Dataset excerpts:
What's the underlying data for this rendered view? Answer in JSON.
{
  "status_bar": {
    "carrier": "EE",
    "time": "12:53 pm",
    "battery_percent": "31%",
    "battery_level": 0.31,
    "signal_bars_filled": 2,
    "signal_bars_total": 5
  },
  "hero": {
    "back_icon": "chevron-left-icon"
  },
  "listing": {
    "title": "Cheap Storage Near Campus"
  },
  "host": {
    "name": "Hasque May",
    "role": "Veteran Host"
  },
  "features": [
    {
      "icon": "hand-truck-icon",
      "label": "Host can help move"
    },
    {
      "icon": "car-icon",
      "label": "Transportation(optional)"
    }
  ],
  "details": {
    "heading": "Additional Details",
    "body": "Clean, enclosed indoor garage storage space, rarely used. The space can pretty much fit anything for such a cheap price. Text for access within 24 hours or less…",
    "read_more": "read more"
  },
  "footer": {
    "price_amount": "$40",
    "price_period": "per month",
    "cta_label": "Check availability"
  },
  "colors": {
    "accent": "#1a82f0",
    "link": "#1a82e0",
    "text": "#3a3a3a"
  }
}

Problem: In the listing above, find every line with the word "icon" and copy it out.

Your response:
    "back_icon": "chevron-left-icon"
      "icon": "hand-truck-icon",
      "icon": "car-icon",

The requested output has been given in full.